─── Material supplied ───

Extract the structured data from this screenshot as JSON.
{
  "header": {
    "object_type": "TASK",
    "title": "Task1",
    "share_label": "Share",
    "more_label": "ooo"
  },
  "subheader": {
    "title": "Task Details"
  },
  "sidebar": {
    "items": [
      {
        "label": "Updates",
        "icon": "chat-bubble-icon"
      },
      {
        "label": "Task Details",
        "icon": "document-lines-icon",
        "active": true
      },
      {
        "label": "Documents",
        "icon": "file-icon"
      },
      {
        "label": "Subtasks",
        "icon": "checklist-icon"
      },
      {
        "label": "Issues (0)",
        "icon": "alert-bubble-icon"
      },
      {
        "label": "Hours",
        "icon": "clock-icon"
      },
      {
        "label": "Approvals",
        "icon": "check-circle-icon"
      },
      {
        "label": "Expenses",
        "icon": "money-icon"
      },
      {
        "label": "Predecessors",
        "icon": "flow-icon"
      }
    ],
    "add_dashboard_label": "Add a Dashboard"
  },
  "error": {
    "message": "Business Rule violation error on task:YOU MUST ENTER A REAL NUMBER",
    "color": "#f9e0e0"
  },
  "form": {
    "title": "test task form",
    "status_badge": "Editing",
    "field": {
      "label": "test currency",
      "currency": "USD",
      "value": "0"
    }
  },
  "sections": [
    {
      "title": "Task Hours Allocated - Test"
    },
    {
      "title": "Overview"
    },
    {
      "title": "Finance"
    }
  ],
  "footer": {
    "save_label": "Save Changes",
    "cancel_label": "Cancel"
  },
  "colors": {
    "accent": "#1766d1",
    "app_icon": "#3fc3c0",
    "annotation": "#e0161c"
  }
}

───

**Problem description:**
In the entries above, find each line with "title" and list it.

**Output for this exercise:**
    "title": "Task1",
    "title": "Task Details"
    "title": "test task form",
      "title": "Task Hours Allocated - Test"
      "title": "Overview"
      "title": "Finance"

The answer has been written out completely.